Word of the Month: The Monoceros and the Unicorn

The Anglo-Norman  unicorn  is a strange beast. And not only because it never existed. Whereas continental French has both  unicorne  and the altered form  licorne  (regarded by FEW 14,42b, and Hope,  Lexical Borrowing , 42-43, as deriving from Italian, as a reduction of  lunicorno  where one syllable is lost, so  l(un)icorno  became  licorno ).  English has only the one form though  licorn  is attested  in the obsolete (nineteenth-century) sense of ‘old name for the howitzer of the last century, then but a kind of mortar fitted on a field-carriage to fire shells at low angles’ (OED sub  licorn ).  Licornus  is not attested in the DMBLS though presumably  unicornus  will be, as the latter is equally attested in late classical Latin. Anglo-Norman however, seemingly only has the one form,  unicorne  and was used to refer to both the (mythological) unicorn or any (real) one-horned animal, notably the Indian rhinoceros ( Rhinoceros unicornis,  which has only one horn whereas the Afric

Word of the month: nuncheon

It is mid-afternoon and the editorial team of the Anglo-Norman Dictionary is producing XML files of the latest batch of new entries for N-. They have been sitting in front of their computers and processing the data for about six hours now, and their typing fingers are noticeably slowing down. It is still too early to call it a day, but minds are inevitably beginning to wander. Fortunately, a resolution for the growing three-o’clock malaise is found in the Oxford English Dictionary under the word ‘ nuncheon ’, that is, ‘a drink taken in the afternoon; a light refreshment between meals; a snack’. ‘Nuncheon’ is a word labelled as archaic or regional – the sort of vocabulary encountered in nineteenth-century novels: Sir Walter Scott still wrote ‘I came to get my four-hours’ nunchion from you’ in his novel Fortunes Of Nigel (1822), and in Charlotte Mary Yonge’s Love and Life (1880) a sister tells her siblings ‘I will give you some bread and cheese and gingerbread for noonchin ’.

Word of the Month: The Croes Naid

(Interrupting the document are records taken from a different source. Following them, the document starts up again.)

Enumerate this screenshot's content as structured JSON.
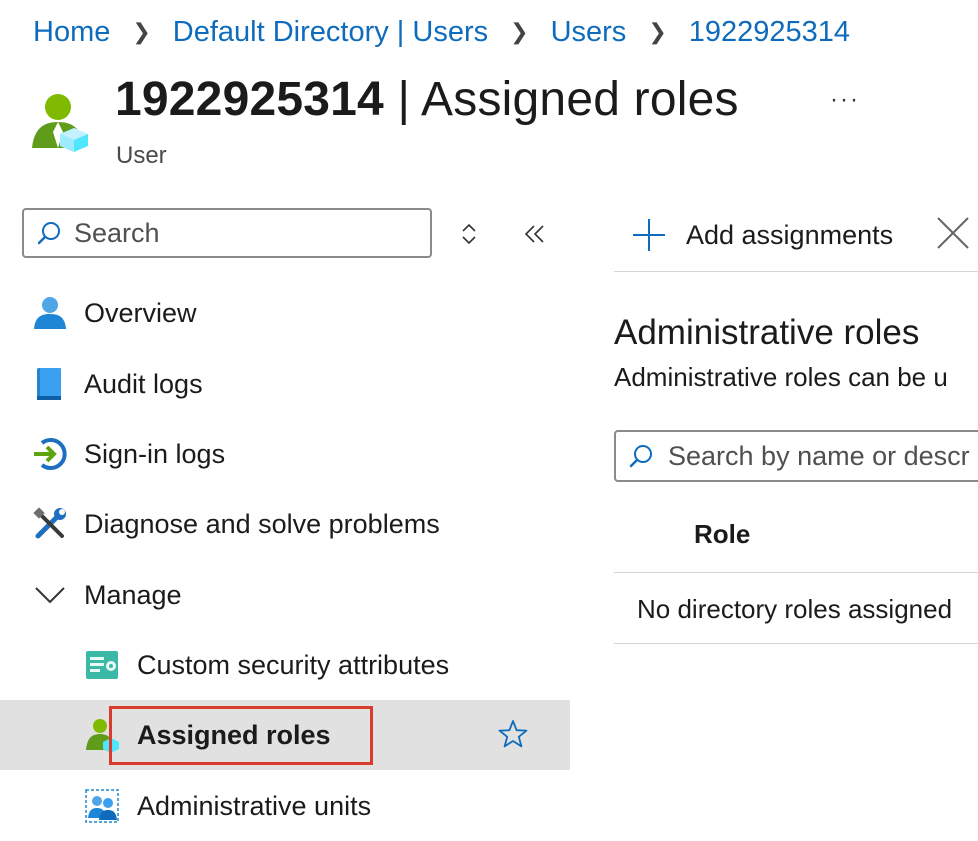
{
  "breadcrumb": [
    "Home",
    "Default Directory | Users",
    "Users",
    "1922925314"
  ],
  "header": {
    "title_id": "1922925314",
    "title_sep": " | ",
    "title_page": "Assigned roles",
    "subtitle": "User",
    "more": "···"
  },
  "left_search": {
    "placeholder": "Search"
  },
  "nav": {
    "items": [
      {
        "label": "Overview",
        "icon": "user-icon"
      },
      {
        "label": "Audit logs",
        "icon": "book-icon"
      },
      {
        "label": "Sign-in logs",
        "icon": "sign-in-arrow-icon"
      },
      {
        "label": "Diagnose and solve problems",
        "icon": "wrench-screwdriver-icon"
      },
      {
        "label": "Manage",
        "icon": "chevron-down-icon"
      }
    ],
    "sub_items": [
      {
        "label": "Custom security attributes",
        "icon": "security-attributes-icon"
      },
      {
        "label": "Assigned roles",
        "icon": "assigned-roles-icon",
        "selected": true
      },
      {
        "label": "Administrative units",
        "icon": "admin-units-icon"
      }
    ]
  },
  "toolbar": {
    "add_label": "Add assignments"
  },
  "roles": {
    "heading": "Administrative roles",
    "description": "Administrative roles can be u",
    "search_placeholder": "Search by name or descr",
    "column_role": "Role",
    "empty_text": "No directory roles assigned"
  },
  "colors": {
    "link": "#0f6cbd",
    "selected_bg": "#e1e1e1",
    "highlight": "#d83b2b"
  }
}
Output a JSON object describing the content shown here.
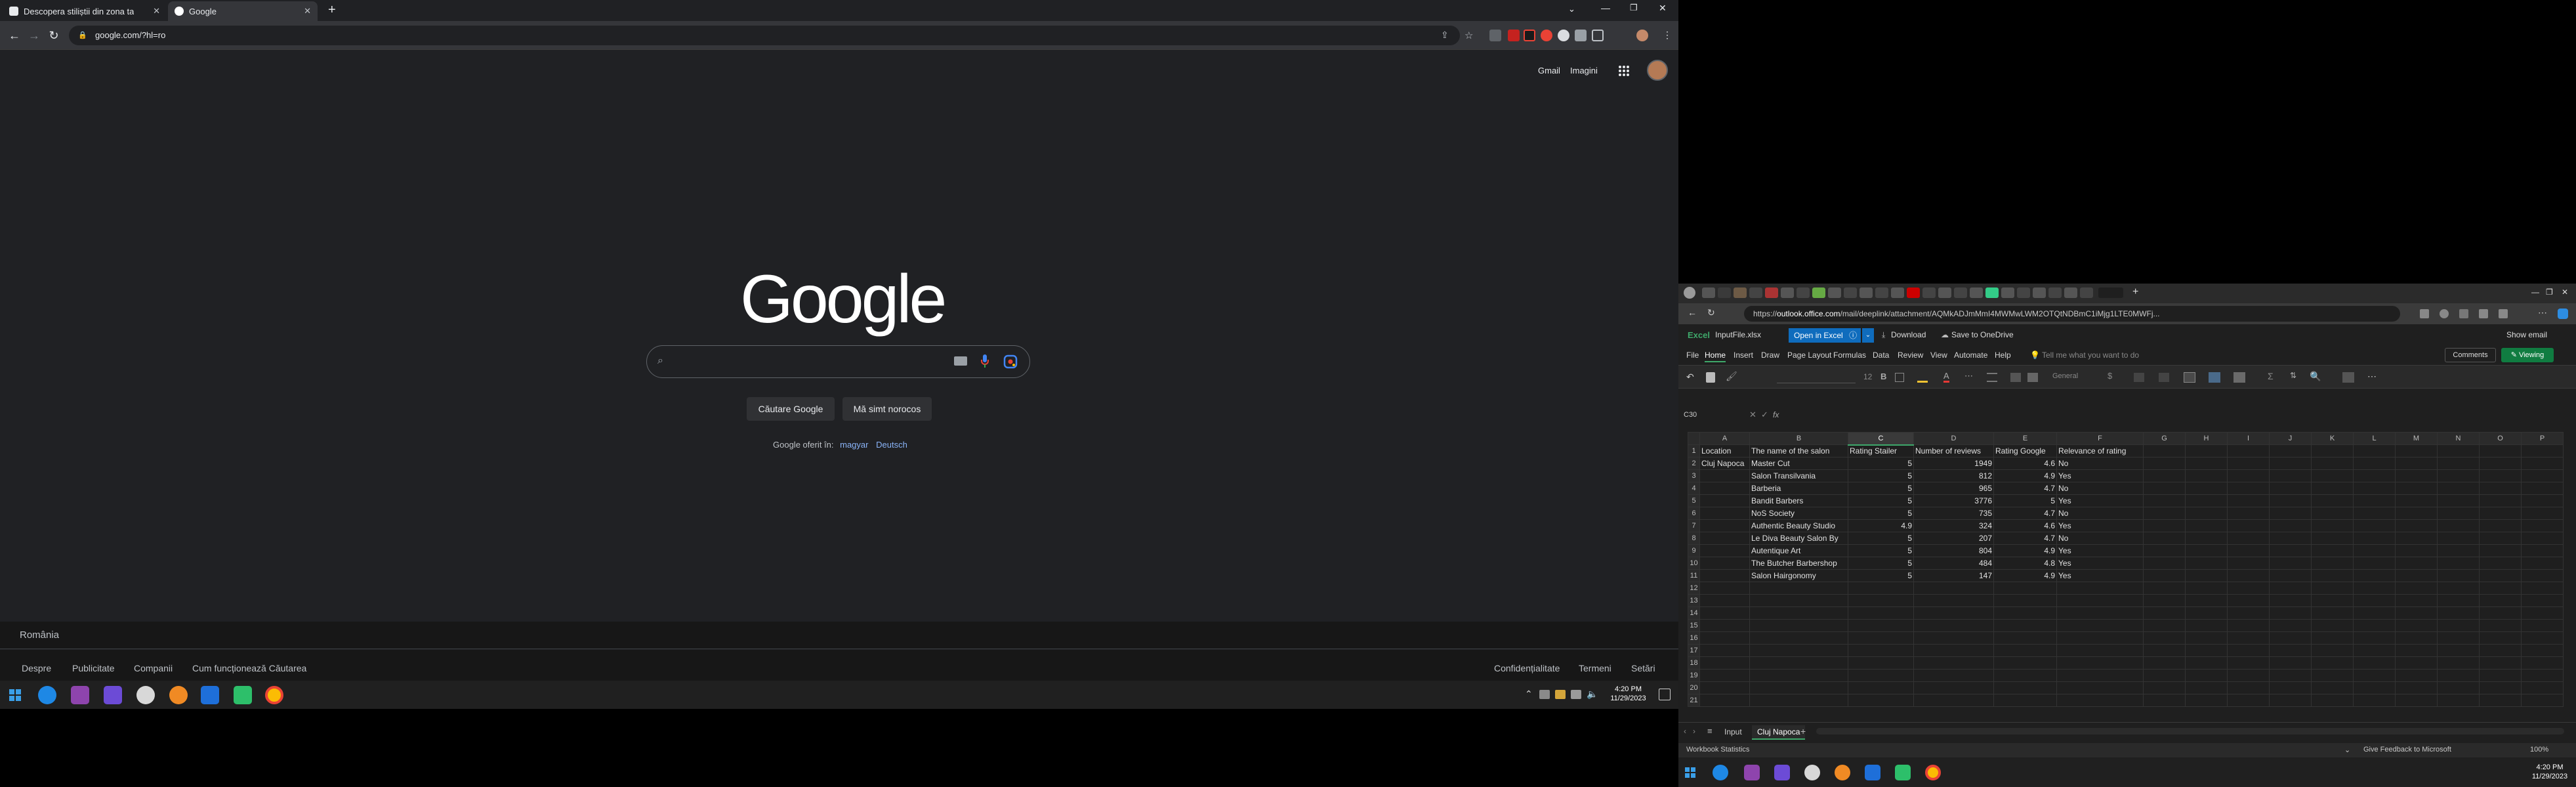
{
  "left_window": {
    "tabs": [
      {
        "label": "Descopera stiliștii din zona ta",
        "favicon_color": "#e8eaed"
      },
      {
        "label": "Google",
        "favicon_color": "#ea4335"
      }
    ],
    "address": "google.com/?hl=ro",
    "header_links": {
      "gmail": "Gmail",
      "images": "Imagini"
    },
    "logo": "Google",
    "buttons": {
      "search": "Căutare Google",
      "lucky": "Mă simt norocos"
    },
    "offered_in": {
      "label": "Google oferit în:",
      "lang1": "magyar",
      "lang2": "Deutsch"
    },
    "country": "România",
    "footer_links_left": [
      "Despre",
      "Publicitate",
      "Companii",
      "Cum funcționează Căutarea"
    ],
    "footer_links_right": [
      "Confidențialitate",
      "Termeni",
      "Setări"
    ],
    "clock": {
      "time": "4:20 PM",
      "date": "11/29/2023"
    }
  },
  "right_window": {
    "url_prefix": "https://",
    "url_host": "outlook.office.com",
    "url_rest": "/mail/deeplink/attachment/AQMkADJmMmI4MWMwLWM2OTQtNDBmC1iMjg1LTE0MWFj...",
    "excel": {
      "app": "Excel",
      "file": "InputFile.xlsx",
      "open_in_excel": "Open in Excel",
      "download": "Download",
      "save": "Save to OneDrive",
      "show_email": "Show email",
      "comments": "Comments",
      "viewing": "Viewing",
      "tell_me": "Tell me what you want to do",
      "ribbon_tabs": [
        "File",
        "Home",
        "Insert",
        "Draw",
        "Page Layout",
        "Formulas",
        "Data",
        "Review",
        "View",
        "Automate",
        "Help"
      ],
      "font_size": "12",
      "number_format": "General",
      "name_box": "C30",
      "fx": "fx",
      "columns": [
        "A",
        "B",
        "C",
        "D",
        "E",
        "F",
        "G",
        "H",
        "I",
        "J",
        "K",
        "L",
        "M",
        "N",
        "O",
        "P"
      ],
      "rows": [
        [
          "Location",
          "The name of the salon",
          "Rating Stailer",
          "Number of reviews",
          "Rating Google",
          "Relevance of rating"
        ],
        [
          "Cluj Napoca",
          "Master Cut",
          "5",
          "1949",
          "4.6",
          "No"
        ],
        [
          "",
          "Salon Transilvania",
          "5",
          "812",
          "4.9",
          "Yes"
        ],
        [
          "",
          "Barberia",
          "5",
          "965",
          "4.7",
          "No"
        ],
        [
          "",
          "Bandit Barbers",
          "5",
          "3776",
          "5",
          "Yes"
        ],
        [
          "",
          "NoS Society",
          "5",
          "735",
          "4.7",
          "No"
        ],
        [
          "",
          "Authentic Beauty Studio",
          "4.9",
          "324",
          "4.6",
          "Yes"
        ],
        [
          "",
          "Le Diva Beauty Salon By",
          "5",
          "207",
          "4.7",
          "No"
        ],
        [
          "",
          "Autentique Art",
          "5",
          "804",
          "4.9",
          "Yes"
        ],
        [
          "",
          "The Butcher Barbershop",
          "5",
          "484",
          "4.8",
          "Yes"
        ],
        [
          "",
          "Salon Hairgonomy",
          "5",
          "147",
          "4.9",
          "Yes"
        ]
      ],
      "empty_rows": [
        12,
        13,
        14,
        15,
        16,
        17,
        18,
        19,
        20,
        21
      ],
      "sheet_tabs": [
        "Input",
        "Cluj Napoca"
      ],
      "status_left": "Workbook Statistics",
      "status_feedback": "Give Feedback to Microsoft",
      "zoom": "100%"
    },
    "clock": {
      "time": "4:20 PM",
      "date": "11/29/2023"
    }
  },
  "colors": {
    "accent_excel": "#107c41",
    "accent_blue": "#0f6cbd",
    "link_blue": "#8ab4f8"
  }
}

While the work of revising the dictionary often results in new citations added to articles, or to new definitions added to existing entries, adding a new word to the dictionary is always very exciting. Sometimes, in the process, we also manage to solve some editorial ‘mysteries’. In the recent edition of the Prose Brut to 1332 (H. Pagan, ed. ANTS vol. 69, 2011), we can  read that, ‘ Robert de Winchelse et autrez grauntz fusrent juretz sur la croice neite de tenir et maintenir lez dites ordenances ’ (l. 5797 ; Robert of Winchelsea [bishop of Canterbury] and other great [men] swore on the ‘croice neite’ to hold and maintain the said ordinances). In the glossary and notes to the text, it is suggested that neite is a form of net (AND2 s.v. net , soon to be net 1 ) though there is also a mention that one manuscript presents the reading nettement . Neit is indeed an attested variant of net , though none of the senses of net (currently ‘clean’, ‘pure, chaste’, ‘innocent’) seem to apply